Insider ownership is positive when it signals leadership are thinking like the true owners of the company. However, high insider ownership can also give immense power to a small group within the company. This can be negative in some circumstances.

Our information suggests that insiders own more than half of Atlanta Limited. This gives them effective control of the company. That means they own ₹459m worth of shares in the ₹719m company. That's quite meaningful. Most would argue this is a positive, showing strong alignment with shareholders. You can click here to see if those insiders have been buying or selling.

General Public Ownership

The general public holds a 16% stake in ATLANTA. While this group can't necessarily call the shots, it can certainly have a real influence on how the company is run.

Private Company Ownership

Our data indicates that Private Companies hold 9.7%, of the company's shares. It's hard to draw any conclusions from this fact alone, so its worth looking into who owns those private companies. Sometimes insiders or other related parties have an interest in shares in a public company through a separate private company.

Next Steps:

I find it very interesting to look at who exactly owns a company. But to truly gain insight, we need to consider other information, too.

I like to dive deeper into how a company has performed in the past. You can find historic revenue and earnings in this detailed graph.

If you would prefer check out another company -- one with potentially superior financials -- then do not miss this free list of interesting companies, backed by strong financial data.

NB: Figures in this article are calculated using data from the last twelve months, which refer to the 12-month period ending on the last date of the month the financial statement is dated. This may not be consistent with full year annual report figures.

We aim to bring you long-term focused research analysis driven by fundamental data. Note that our analysis may not factor in the latest price-sensitive company announcements or qualitative material.

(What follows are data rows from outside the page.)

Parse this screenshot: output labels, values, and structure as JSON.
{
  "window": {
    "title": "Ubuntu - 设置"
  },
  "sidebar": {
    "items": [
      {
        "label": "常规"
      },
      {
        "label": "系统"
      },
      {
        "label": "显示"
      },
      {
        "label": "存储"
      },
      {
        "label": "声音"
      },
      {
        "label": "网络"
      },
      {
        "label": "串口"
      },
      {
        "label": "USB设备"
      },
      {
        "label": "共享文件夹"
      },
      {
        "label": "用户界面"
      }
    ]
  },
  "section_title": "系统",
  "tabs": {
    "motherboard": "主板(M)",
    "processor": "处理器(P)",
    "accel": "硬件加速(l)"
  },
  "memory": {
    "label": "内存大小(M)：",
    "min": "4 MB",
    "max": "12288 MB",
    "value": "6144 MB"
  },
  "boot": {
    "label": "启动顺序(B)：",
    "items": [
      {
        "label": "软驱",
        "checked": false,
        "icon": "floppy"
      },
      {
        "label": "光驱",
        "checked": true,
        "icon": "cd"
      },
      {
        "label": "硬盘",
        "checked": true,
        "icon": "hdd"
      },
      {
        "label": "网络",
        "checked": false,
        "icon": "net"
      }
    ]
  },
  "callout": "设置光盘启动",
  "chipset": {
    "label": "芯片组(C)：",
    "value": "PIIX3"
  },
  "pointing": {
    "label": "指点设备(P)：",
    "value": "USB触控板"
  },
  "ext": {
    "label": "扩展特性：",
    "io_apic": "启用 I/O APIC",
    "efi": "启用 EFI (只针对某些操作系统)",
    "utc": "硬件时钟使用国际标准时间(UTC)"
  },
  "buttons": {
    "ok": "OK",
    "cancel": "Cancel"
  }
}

If you spot an error that warrants correction, please contact the editor at editorial-team@simplywallst.com. This article by Simply Wall St is general in nature. It does not constitute a recommendation to buy or sell any stock, and does not take account of your objectives, or your financial situation. Simply Wall St has no position in the stocks mentioned. Thank you for reading.